#### Requirement
Look over the entries below. Report how many lines hold the word "United", and only that.

#### Records shown

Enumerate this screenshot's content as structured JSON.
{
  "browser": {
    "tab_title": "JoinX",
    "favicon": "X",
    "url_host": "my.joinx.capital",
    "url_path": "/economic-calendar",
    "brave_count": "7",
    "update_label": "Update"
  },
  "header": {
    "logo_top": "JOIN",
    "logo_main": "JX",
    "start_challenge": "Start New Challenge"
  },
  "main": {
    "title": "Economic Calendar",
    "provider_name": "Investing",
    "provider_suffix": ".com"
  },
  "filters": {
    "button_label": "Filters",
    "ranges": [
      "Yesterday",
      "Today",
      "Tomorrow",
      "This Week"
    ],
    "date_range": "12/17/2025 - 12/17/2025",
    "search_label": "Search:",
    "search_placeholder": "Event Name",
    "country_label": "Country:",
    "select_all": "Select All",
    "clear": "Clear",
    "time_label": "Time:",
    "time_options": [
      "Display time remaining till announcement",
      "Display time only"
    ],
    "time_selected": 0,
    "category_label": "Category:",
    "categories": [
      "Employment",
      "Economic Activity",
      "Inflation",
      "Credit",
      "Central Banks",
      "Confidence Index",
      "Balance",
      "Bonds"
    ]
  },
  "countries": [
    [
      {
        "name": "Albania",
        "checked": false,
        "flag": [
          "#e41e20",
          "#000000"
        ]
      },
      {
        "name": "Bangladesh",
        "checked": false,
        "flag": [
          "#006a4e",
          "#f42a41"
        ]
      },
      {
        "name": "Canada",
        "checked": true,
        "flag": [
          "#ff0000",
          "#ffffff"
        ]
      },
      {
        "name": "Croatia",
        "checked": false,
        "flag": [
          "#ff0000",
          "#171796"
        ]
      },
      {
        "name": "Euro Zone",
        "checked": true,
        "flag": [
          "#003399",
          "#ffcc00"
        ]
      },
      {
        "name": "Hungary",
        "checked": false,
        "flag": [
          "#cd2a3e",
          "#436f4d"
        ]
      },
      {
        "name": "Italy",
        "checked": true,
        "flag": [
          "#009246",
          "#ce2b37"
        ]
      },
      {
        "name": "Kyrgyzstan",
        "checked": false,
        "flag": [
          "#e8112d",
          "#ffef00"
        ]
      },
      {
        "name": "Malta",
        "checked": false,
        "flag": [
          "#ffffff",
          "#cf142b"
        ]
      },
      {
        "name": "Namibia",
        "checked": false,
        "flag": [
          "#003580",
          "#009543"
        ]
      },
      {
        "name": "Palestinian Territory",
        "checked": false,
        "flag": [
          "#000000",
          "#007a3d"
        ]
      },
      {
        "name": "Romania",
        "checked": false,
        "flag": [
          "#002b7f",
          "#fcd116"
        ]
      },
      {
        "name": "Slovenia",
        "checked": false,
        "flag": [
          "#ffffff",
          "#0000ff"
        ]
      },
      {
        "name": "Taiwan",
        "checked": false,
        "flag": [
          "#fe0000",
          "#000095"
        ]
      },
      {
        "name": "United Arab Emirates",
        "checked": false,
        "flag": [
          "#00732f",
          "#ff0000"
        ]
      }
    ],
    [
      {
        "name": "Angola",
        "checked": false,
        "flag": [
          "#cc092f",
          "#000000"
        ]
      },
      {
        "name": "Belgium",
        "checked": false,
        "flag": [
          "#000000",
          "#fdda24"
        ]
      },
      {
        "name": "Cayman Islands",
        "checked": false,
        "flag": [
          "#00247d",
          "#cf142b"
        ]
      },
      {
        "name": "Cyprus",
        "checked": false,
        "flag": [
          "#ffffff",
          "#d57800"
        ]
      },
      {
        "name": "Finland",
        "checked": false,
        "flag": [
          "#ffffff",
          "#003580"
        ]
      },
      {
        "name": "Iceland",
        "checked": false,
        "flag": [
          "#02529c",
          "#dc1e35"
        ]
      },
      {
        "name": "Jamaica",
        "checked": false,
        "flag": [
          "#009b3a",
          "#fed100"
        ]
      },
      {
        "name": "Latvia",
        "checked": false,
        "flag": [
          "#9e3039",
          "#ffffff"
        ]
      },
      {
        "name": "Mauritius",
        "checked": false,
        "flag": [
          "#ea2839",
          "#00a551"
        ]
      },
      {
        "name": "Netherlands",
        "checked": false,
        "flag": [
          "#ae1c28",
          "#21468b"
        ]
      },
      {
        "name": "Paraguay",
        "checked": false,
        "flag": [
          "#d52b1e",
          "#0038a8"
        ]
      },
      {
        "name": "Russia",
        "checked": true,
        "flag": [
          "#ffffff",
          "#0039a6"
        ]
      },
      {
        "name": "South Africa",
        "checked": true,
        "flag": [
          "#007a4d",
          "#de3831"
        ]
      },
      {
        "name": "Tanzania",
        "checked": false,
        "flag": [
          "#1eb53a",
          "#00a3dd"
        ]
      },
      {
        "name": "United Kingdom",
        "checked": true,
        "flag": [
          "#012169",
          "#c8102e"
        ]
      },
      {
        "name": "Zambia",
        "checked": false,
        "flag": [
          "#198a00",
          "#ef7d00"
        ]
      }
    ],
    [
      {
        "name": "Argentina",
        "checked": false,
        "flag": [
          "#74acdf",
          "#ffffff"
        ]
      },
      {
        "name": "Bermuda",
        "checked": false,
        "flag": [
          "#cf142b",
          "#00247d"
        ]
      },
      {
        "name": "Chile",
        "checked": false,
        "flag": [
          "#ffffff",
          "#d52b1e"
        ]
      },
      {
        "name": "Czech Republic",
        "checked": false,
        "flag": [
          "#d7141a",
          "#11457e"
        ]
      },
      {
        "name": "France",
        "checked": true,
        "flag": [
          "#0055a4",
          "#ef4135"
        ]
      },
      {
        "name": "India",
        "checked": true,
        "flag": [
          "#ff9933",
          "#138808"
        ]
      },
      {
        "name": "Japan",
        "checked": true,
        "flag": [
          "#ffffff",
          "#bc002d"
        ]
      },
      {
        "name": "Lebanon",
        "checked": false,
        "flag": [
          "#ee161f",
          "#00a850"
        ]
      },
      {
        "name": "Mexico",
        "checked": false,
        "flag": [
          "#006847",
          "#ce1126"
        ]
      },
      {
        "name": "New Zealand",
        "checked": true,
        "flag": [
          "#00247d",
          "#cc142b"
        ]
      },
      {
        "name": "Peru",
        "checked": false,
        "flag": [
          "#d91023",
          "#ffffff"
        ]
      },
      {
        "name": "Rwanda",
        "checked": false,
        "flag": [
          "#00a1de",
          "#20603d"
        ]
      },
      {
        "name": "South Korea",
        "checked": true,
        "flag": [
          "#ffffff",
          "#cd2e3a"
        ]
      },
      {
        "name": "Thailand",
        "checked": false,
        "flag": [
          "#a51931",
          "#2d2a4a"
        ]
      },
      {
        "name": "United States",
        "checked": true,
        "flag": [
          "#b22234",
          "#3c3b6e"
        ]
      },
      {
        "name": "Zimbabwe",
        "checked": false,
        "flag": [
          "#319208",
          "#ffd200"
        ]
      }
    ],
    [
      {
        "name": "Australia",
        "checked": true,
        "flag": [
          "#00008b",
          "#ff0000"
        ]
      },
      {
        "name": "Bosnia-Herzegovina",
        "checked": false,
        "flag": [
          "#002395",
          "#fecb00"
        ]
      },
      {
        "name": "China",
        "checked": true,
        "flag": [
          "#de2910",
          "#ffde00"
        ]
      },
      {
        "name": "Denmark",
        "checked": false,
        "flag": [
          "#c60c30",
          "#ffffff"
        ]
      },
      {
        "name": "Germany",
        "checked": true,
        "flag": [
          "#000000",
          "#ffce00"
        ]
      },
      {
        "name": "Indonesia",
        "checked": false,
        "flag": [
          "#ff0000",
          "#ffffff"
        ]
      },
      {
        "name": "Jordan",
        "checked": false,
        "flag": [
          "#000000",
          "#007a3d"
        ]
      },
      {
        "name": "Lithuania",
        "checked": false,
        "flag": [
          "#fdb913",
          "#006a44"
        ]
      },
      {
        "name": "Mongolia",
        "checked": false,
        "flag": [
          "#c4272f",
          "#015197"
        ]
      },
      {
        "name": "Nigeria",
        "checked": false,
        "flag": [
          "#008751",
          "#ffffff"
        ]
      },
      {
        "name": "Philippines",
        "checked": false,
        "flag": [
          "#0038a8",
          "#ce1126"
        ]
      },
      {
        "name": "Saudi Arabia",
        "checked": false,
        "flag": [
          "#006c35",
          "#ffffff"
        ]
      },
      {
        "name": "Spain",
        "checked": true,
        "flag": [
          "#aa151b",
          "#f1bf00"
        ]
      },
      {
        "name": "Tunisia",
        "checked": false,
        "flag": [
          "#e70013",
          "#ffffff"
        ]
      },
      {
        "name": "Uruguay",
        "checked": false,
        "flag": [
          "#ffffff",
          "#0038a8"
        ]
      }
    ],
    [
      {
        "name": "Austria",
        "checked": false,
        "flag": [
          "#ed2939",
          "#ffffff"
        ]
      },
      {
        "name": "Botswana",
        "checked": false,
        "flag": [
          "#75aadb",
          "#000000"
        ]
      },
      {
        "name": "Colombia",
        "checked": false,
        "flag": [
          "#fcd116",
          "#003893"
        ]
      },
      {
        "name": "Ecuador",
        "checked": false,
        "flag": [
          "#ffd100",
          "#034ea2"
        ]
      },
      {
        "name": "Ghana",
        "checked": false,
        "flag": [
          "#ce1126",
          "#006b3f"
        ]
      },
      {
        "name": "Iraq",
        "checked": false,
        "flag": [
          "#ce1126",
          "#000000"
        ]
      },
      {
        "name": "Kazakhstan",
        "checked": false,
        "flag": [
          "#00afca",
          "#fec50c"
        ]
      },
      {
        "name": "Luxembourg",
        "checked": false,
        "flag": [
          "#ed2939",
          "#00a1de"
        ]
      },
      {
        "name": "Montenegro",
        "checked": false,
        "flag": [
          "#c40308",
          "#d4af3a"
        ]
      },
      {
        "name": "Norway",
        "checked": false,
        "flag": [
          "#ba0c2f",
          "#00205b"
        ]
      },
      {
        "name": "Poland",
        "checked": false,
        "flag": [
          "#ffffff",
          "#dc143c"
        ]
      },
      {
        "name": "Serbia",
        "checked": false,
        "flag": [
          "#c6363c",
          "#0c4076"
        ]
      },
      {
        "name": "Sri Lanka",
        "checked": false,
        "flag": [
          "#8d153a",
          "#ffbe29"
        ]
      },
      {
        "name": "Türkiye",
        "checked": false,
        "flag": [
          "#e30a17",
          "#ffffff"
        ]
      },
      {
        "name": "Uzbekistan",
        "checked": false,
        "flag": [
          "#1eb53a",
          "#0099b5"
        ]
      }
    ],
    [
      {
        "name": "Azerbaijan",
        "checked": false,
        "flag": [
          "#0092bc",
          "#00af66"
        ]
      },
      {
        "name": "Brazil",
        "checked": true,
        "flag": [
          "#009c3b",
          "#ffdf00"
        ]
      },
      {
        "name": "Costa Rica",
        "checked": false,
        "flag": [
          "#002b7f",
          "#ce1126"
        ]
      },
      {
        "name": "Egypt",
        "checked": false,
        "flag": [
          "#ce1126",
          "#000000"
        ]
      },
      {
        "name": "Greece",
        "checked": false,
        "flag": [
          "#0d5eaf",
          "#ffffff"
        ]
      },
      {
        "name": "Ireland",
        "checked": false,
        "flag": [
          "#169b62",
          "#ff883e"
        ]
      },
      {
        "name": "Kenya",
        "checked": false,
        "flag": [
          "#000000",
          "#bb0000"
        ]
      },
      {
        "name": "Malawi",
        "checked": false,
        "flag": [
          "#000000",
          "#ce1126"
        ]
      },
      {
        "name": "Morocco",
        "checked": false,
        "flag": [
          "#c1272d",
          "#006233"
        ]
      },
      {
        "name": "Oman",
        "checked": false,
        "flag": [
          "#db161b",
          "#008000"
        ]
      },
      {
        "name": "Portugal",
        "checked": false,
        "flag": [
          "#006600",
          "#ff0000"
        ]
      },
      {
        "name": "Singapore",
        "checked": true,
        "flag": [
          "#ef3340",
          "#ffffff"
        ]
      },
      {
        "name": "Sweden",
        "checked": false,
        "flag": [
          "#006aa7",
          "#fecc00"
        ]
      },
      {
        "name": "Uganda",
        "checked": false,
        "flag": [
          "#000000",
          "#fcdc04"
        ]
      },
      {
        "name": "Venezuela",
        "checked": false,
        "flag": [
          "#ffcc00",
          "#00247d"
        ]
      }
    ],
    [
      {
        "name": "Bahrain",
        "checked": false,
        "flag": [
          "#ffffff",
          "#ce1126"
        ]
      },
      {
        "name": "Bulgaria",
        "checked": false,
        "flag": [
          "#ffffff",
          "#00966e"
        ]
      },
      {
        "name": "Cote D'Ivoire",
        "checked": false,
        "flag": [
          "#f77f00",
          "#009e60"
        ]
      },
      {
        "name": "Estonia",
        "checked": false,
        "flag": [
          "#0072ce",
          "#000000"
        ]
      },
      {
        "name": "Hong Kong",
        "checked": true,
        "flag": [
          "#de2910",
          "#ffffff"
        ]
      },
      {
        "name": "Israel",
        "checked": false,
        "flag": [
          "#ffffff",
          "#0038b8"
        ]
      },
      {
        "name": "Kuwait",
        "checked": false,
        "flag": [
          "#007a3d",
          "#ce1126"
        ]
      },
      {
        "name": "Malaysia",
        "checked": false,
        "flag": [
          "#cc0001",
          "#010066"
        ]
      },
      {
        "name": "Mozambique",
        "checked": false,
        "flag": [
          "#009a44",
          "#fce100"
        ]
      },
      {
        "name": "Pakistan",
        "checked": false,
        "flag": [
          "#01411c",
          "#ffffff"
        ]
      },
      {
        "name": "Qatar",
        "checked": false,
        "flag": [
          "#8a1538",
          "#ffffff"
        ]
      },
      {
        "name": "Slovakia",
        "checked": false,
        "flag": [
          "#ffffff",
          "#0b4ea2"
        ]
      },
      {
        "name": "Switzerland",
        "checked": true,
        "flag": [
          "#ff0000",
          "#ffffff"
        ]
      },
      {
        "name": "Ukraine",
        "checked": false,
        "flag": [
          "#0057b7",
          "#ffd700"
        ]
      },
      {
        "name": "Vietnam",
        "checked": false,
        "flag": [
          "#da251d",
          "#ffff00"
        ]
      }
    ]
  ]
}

#### Solved exercise
3